- Wholesale product sourcing. In this model, you'll sign a contract with a supplier and resell their products through your own online store. You need to have more startup capital to secure the products, but profits are high as you set the markup price. Using a B2B eCommerce platform is a great way to adopt this model, buy wholesale products, and connect you with prospective customers.
- Subscription services. This model has seen rapid growth in the past few years and more consumers are turning to subscription services to automate their purchasing. From disposable razors to international snacks to a coffee of the month club, these services can be as broad or specific as you want. If you’re a food business, you can even use the BlueCart Food Subscription Platform to grow your sales quickly and easily.
Give ‘Em the Business

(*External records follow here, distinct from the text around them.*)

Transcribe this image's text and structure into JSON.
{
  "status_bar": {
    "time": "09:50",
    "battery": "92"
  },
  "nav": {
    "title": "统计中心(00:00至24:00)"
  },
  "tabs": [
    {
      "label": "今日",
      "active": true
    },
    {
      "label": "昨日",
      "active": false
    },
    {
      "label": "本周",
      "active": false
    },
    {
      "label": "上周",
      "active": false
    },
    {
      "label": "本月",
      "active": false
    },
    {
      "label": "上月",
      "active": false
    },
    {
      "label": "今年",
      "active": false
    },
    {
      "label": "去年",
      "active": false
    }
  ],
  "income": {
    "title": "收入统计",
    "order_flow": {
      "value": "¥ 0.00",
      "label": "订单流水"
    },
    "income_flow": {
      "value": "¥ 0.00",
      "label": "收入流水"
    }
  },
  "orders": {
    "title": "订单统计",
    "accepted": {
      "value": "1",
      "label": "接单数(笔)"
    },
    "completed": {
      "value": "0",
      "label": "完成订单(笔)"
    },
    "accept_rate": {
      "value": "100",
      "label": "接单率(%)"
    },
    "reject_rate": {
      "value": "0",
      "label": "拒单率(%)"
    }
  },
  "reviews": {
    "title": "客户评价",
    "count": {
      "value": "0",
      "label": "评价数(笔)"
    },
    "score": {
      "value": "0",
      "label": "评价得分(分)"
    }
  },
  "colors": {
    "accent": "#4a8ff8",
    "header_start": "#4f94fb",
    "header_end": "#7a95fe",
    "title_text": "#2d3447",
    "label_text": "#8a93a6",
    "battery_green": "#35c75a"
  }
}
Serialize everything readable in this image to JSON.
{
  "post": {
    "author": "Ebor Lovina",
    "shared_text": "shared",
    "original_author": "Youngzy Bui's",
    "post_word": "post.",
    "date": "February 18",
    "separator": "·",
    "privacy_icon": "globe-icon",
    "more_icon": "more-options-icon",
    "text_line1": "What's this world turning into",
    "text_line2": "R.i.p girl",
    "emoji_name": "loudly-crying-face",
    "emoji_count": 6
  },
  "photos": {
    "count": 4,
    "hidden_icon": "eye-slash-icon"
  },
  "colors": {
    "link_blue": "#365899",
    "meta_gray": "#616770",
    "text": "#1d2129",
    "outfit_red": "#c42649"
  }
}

You can build an eCommerce business in many ways and still make a profit. What you choose to do depends on the products or services you want to offer and what capabilities you have. If you lack storage space you can participate in models where fulfillment is handled elsewhere. If you have deep pockets you can become a reseller with a high markup. For more information, read our full guide on how to start an eCommerce business and learn how to calculate important metrics like your fill rate.
Regardless of the model you choose, make sure you start with a solid eCommerce business plan and pick the right platform. For wholesale food vendors, the BlueCart Digital Storefront is the ideal choice and allows businesses to make wholesale sales, sell direct to consumers, or both. It's even got great SEO for eCommerce product pages, so each item can be found easily.
Once you've settled on a business, make sure to open an account with one of the best banks for eCommerce business and invest in eCommerce accounting software. Your budget will be lean in the early days so protecting your money is imperative. You probably shouldn't hire an order management specialist early on.